* **Exercise directions**:
Starting from the first line below, repeat the data exactly through to the last.

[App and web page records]
++++++++++++++++++++

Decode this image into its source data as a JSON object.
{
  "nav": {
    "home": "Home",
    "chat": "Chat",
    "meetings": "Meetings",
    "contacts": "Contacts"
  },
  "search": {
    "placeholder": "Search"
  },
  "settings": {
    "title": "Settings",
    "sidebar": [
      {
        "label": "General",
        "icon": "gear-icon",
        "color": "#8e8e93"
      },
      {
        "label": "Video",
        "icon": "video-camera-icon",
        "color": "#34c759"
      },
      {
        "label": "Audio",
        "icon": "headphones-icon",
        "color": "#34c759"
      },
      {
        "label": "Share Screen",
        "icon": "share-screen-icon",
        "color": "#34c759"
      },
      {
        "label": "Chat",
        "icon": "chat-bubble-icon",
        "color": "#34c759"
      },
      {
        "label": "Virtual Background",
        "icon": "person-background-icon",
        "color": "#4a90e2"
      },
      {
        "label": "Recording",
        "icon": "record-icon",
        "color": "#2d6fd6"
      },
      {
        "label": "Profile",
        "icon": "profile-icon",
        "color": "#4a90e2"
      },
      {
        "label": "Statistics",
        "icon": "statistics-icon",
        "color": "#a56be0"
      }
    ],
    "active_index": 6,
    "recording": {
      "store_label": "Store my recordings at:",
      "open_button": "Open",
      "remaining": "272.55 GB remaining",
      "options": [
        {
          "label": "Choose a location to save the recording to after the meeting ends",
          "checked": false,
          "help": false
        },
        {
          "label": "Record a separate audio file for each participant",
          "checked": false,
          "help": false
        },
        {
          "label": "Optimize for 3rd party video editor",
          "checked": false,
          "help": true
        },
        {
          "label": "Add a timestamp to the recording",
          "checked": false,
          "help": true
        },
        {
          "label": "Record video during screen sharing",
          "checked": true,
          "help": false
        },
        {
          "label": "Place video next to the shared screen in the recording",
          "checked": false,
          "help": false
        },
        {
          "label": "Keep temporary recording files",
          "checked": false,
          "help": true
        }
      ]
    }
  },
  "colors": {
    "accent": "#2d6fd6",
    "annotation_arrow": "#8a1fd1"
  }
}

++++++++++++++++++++

* **Exercise solution**:
Decode this image into its source data as a JSON object.
{
  "nav": {
    "home": "Home",
    "chat": "Chat",
    "meetings": "Meetings",
    "contacts": "Contacts"
  },
  "search": {
    "placeholder": "Search"
  },
  "settings": {
    "title": "Settings",
    "sidebar": [
      {
        "label": "General",
        "icon": "gear-icon",
        "color": "#8e8e93"
      },
      {
        "label": "Video",
        "icon": "video-camera-icon",
        "color": "#34c759"
      },
      {
        "label": "Audio",
        "icon": "headphones-icon",
        "color": "#34c759"
      },
      {
        "label": "Share Screen",
        "icon": "share-screen-icon",
        "color": "#34c759"
      },
      {
        "label": "Chat",
        "icon": "chat-bubble-icon",
        "color": "#34c759"
      },
      {
        "label": "Virtual Background",
        "icon": "person-background-icon",
        "color": "#4a90e2"
      },
      {
        "label": "Recording",
        "icon": "record-icon",
        "color": "#2d6fd6"
      },
      {
        "label": "Profile",
        "icon": "profile-icon",
        "color": "#4a90e2"
      },
      {
        "label": "Statistics",
        "icon": "statistics-icon",
        "color": "#a56be0"
      }
    ],
    "active_index": 6,
    "recording": {
      "store_label": "Store my recordings at:",
      "open_button": "Open",
      "remaining": "272.55 GB remaining",
      "options": [
        {
          "label": "Choose a location to save the recording to after the meeting ends",
          "checked": false,
          "help": false
        },
        {
          "label": "Record a separate audio file for each participant",
          "checked": false,
          "help": false
        },
        {
          "label": "Optimize for 3rd party video editor",
          "checked": false,
          "help": true
        },
        {
          "label": "Add a timestamp to the recording",
          "checked": false,
          "help": true
        },
        {
          "label": "Record video during screen sharing",
          "checked": true,
          "help": false
        },
        {
          "label": "Place video next to the shared screen in the recording",
          "checked": false,
          "help": false
        },
        {
          "label": "Keep temporary recording files",
          "checked": false,
          "help": true
        }
      ]
    }
  },
  "colors": {
    "accent": "#2d6fd6",
    "annotation_arrow": "#8a1fd1"
  }
}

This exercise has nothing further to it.